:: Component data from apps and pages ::
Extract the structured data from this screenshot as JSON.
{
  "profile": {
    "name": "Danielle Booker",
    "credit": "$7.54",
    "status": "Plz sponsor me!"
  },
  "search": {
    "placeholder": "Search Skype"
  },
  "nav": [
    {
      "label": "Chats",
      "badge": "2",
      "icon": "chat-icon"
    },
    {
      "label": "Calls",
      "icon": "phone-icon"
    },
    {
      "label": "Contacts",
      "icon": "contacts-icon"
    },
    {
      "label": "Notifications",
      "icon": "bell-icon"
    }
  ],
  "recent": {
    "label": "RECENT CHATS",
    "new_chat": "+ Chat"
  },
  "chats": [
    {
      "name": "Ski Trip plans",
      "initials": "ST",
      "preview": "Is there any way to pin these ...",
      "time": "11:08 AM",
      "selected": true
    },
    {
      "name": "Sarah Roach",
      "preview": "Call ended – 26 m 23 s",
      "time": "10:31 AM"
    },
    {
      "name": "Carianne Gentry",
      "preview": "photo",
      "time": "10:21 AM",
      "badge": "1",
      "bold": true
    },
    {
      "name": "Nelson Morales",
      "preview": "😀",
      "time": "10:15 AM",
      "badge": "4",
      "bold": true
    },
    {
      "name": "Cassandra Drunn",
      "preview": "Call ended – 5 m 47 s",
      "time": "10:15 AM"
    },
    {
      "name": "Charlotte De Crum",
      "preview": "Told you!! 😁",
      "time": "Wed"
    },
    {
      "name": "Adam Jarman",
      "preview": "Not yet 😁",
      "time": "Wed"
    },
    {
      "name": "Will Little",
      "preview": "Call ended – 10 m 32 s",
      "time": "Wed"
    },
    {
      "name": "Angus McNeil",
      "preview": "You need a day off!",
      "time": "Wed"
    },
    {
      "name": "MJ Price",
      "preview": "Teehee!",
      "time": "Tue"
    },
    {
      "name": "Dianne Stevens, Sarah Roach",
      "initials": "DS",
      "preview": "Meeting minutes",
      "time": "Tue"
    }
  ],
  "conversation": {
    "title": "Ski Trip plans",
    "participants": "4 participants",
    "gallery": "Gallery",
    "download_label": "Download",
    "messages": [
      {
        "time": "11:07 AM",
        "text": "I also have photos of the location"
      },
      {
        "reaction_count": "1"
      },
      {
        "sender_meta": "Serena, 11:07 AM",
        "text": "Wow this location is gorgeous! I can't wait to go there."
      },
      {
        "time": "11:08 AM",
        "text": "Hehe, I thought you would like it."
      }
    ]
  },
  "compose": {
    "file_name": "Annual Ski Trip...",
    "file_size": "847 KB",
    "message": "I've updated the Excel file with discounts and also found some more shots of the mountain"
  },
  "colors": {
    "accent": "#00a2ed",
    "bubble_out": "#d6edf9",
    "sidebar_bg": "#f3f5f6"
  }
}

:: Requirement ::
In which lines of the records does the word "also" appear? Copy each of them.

:: Response to the exercise ::
        "text": "I also have photos of the location"
    "message": "I've updated the Excel file with discounts and also found some more shots of the mountain"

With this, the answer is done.